The 7-Step Ideal Customer Exercise
1. Find a blank sheet of paper. (I recommend using pen and paper, not a computer, for this exercise.)
2. Take several deep breaths and relax as much as you can. (If you wake up several hours later with drool all over your paper, you obviously needed the sleep. Get a fresh sheet and continue.)
3. Imagine that you are your ideal prospect.
- What’s your name? (Really, give yourself a name. Don’t skip this because it seems silly.)
- What’s your age? Marital status? Do you have kids?
- Where do you work? What do you do for a living?
- What do you look like?
- What do you believe in?
- What communities do you belong to?
- What really ticks you off?
- Who do you want to be like?
- What’s your role as you perform your online search for this product/service? Parent? Hobbyist? Employee?
- What’s important to you about your performance in that role? To be a hero? To avoid mistakes? To look good? To have fun?
4. Now imagine your ideal customer at the exact moment he or she is about to search Google for your main keyword.
5. At the top of the paper, write the following:
“If I could only…”
And complete that thought from the point of view of your prospect. What are you hoping for? What are you afraid of? How will you know when you’ve found the right solution?
Talk about the emotional as well as technical aspects of the task. Is it fun? Something you’re looking forward to solving? Are you worried about failing? About making a mistake? Who might be judging or second-guessing you? What triggered your search? Your choice of keywords?
Write at least two paragraphs, more if you like. Try to fill the page with the thoughts and emotions of your ideal customer, as they relate to this search.
6. When you’re done, search Google for your main keyword and look at the search results page from your ideal customer’s eyes.
Do any of the ads or organic listings really speak to you?
What do you (as your ideal prospect) want the ad to say?

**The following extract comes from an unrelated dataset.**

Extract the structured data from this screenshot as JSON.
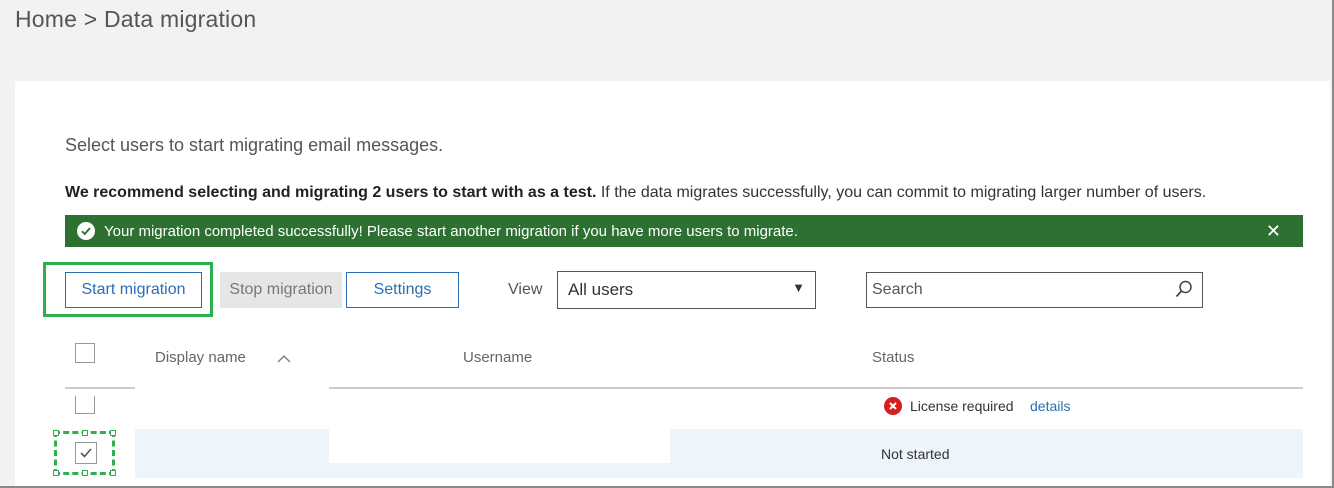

What do you want to be promised? By whom?
7. Now take a fresh sheet of paper and start writing ads for your ideal customer. Don’t edit or critique them — just brainstorm and come up with at least five different ones.
Pay special attention to the headlines. Can you say something in the headline that immediately shows your ideal prospect that you understand him or her in a deeper way than anyone else?

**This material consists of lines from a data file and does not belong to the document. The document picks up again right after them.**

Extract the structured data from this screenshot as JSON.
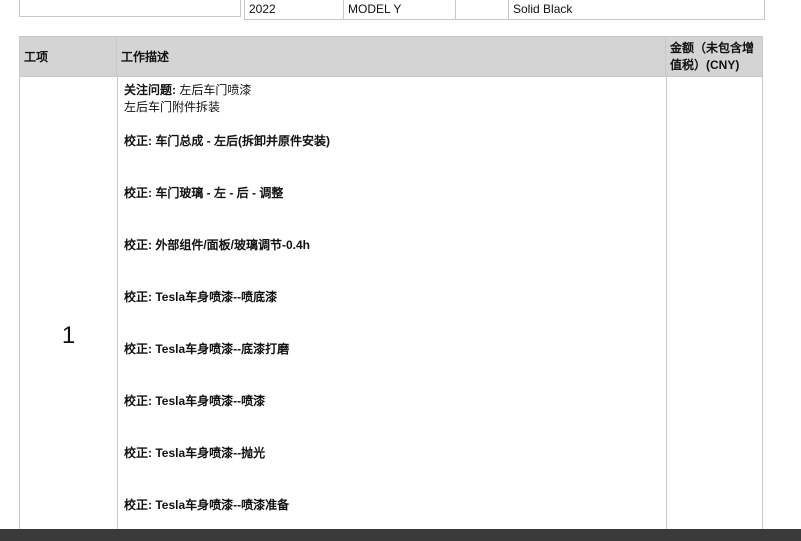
{
  "vehicle": {
    "year": "2022",
    "model": "MODEL Y",
    "trim": "",
    "color": "Solid Black"
  },
  "table": {
    "headers": {
      "item": "工项",
      "description": "工作描述",
      "amount": "金额（未包含增值税）(CNY)"
    },
    "rows": [
      {
        "item_number": "1",
        "issue_label": "关注问题:",
        "issue_text": "左后车门喷漆",
        "sub_text": "左后车门附件拆装",
        "corrections": [
          "校正: 车门总成 - 左后(拆卸并原件安装)",
          "校正: 车门玻璃 - 左 - 后 - 调整",
          "校正: 外部组件/面板/玻璃调节-0.4h",
          "校正: Tesla车身喷漆--喷底漆",
          "校正: Tesla车身喷漆--底漆打磨",
          "校正: Tesla车身喷漆--喷漆",
          "校正: Tesla车身喷漆--抛光",
          "校正: Tesla车身喷漆--喷漆准备"
        ]
      }
    ]
  }
}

The Alternative (Even More Powerful) Method:
Do the above exercise with a partner. Tell him about your ideal customer, and read him what you wrote after “If I could only…” Then have them sit and write ads for you for about 10 minutes.
You’ll be amazed at the results!

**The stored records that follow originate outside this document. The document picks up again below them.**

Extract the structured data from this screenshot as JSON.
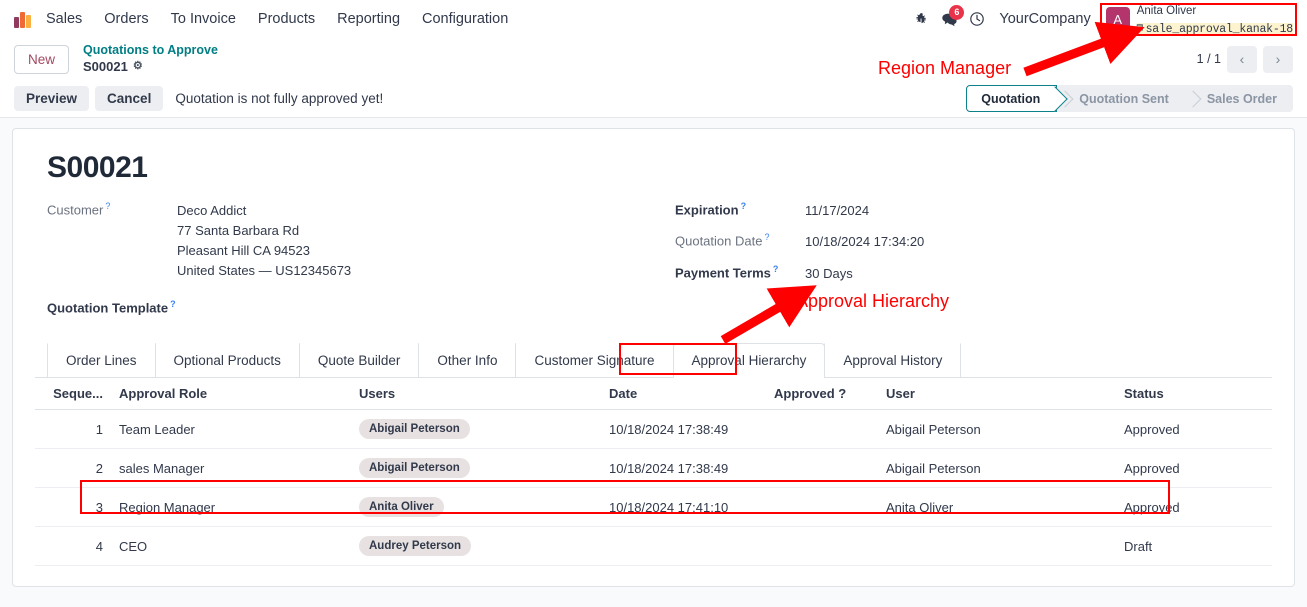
{
  "navbar": {
    "brand": "Sales",
    "menus": [
      "Orders",
      "To Invoice",
      "Products",
      "Reporting",
      "Configuration"
    ],
    "icons": {
      "bug": "bug-icon",
      "messages": "messages-icon",
      "activity": "clock-icon"
    },
    "message_count": "6",
    "company": "YourCompany",
    "user": {
      "initial": "A",
      "name": "Anita Oliver",
      "database": "sale_approval_kanak-18",
      "avatar_color": "#b3356b",
      "db_highlight": "#fdf4cf"
    }
  },
  "breadcrumb": {
    "new_label": "New",
    "parent": "Quotations to Approve",
    "current": "S00021",
    "gear": "⚙",
    "pager": {
      "count": "1 / 1",
      "prev": "‹",
      "next": "›"
    }
  },
  "controls": {
    "preview_label": "Preview",
    "cancel_label": "Cancel",
    "note": "Quotation is not fully approved yet!",
    "statusbar": [
      {
        "label": "Quotation",
        "active": true
      },
      {
        "label": "Quotation Sent",
        "active": false
      },
      {
        "label": "Sales Order",
        "active": false
      }
    ]
  },
  "record": {
    "title": "S00021",
    "left": {
      "customer_label": "Customer",
      "customer_name": "Deco Addict",
      "customer_address": [
        "77 Santa Barbara Rd",
        "Pleasant Hill CA 94523",
        "United States — US12345673"
      ],
      "quotation_template_label": "Quotation Template",
      "quotation_template_value": ""
    },
    "right": {
      "expiration_label": "Expiration",
      "expiration_value": "11/17/2024",
      "quotation_date_label": "Quotation Date",
      "quotation_date_value": "10/18/2024 17:34:20",
      "payment_terms_label": "Payment Terms",
      "payment_terms_value": "30 Days"
    }
  },
  "notebook": {
    "tabs": [
      {
        "label": "Order Lines",
        "active": false
      },
      {
        "label": "Optional Products",
        "active": false
      },
      {
        "label": "Quote Builder",
        "active": false
      },
      {
        "label": "Other Info",
        "active": false
      },
      {
        "label": "Customer Signature",
        "active": false
      },
      {
        "label": "Approval Hierarchy",
        "active": true
      },
      {
        "label": "Approval History",
        "active": false
      }
    ]
  },
  "table": {
    "headers": [
      "Seque...",
      "Approval Role",
      "Users",
      "Date",
      "Approved ?",
      "User",
      "Status"
    ],
    "rows": [
      {
        "sequence": "1",
        "role": "Team Leader",
        "users": "Abigail Peterson",
        "date": "10/18/2024 17:38:49",
        "approved": "",
        "user": "Abigail Peterson",
        "status": "Approved"
      },
      {
        "sequence": "2",
        "role": "sales Manager",
        "users": "Abigail Peterson",
        "date": "10/18/2024 17:38:49",
        "approved": "",
        "user": "Abigail Peterson",
        "status": "Approved"
      },
      {
        "sequence": "3",
        "role": "Region Manager",
        "users": "Anita Oliver",
        "date": "10/18/2024 17:41:10",
        "approved": "",
        "user": "Anita Oliver",
        "status": "Approved"
      },
      {
        "sequence": "4",
        "role": "CEO",
        "users": "Audrey Peterson",
        "date": "",
        "approved": "",
        "user": "",
        "status": "Draft"
      }
    ]
  },
  "annotations": {
    "color": "#ff0000",
    "region_manager_label": "Region Manager",
    "approval_hierarchy_label": "Approval Hierarchy"
  }
}
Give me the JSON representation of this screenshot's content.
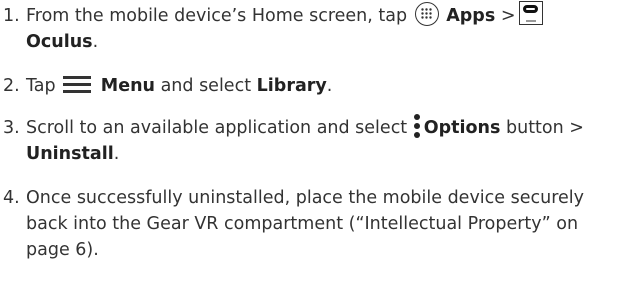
{
  "steps": [
    {
      "number": "1.",
      "text_a": "From the mobile device’s Home screen, tap",
      "apps_icon": "apps-grid-icon",
      "apps_label": "Apps",
      "sep": ">",
      "oculus_icon": "oculus-app-icon",
      "oculus_label": "Oculus",
      "end": "."
    },
    {
      "number": "2.",
      "text_a": "Tap",
      "menu_icon": "hamburger-menu-icon",
      "menu_label": "Menu",
      "text_b": "and select",
      "library_label": "Library",
      "end": "."
    },
    {
      "number": "3.",
      "text_a": "Scroll to an available application and select",
      "options_icon": "more-options-icon",
      "options_label": "Options",
      "text_b": "button >",
      "uninstall_label": "Uninstall",
      "end": "."
    },
    {
      "number": "4.",
      "line1": "Once successfully uninstalled, place the mobile device securely",
      "line2": "back into the Gear VR compartment (“Intellectual Property” on",
      "line3": "page 6)."
    }
  ]
}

When Perry Marshall’s roundtable group went through this exercise, Jamey and Joey Bridges of OnlineRealEstateSuccess.com raved about getting nine new ads to test in just six minutes.
While it’s great when someone raves about an exercise right after doing it, that doesn’t always translate into business results. So I contacted Joey to see what happened.
Joey wrote back:
“The concept that we came up with through the exercise was eliminating the term ‘Real estate marketing’ from the headline of the ad. While that used to work, it made us look like everyone else.
“We decided that we need to reach directly to our target customer — a real estate agent who needed more leads and wanted more leads from marketing, not cold calling.
“By changing the headline, our click through rate (CTR) jumped from 2.15% to 3.01%.”
So… definitely take advantage of other people’s brains when you can![Ed. Note: Howie Jacobson is an Internet marketing expert specializing in pay-per-click advertising. He’s been offering breakthrough insights on Internet marketing, Google AdWords, and online business building recently at his Camp Checkmate events. The next Camp Checkmate takes place in Chicago, from June 10-11. Sign up by April 30 to get Early Bird pricing. Space is limited to 40 people. Go here to find out more.
Figuring out your ideal customer is just one of the skills you’ll learn at Early to Rise’s upcoming 5 Days in July Internet Business Building Conference. Every year, we bring in experts like Howie Jacobson to give you the tools and techniques to be successful. Come with nothing — no product… no technical knowledge… no business experience — and leave five days later with your own fully operational Internet business.]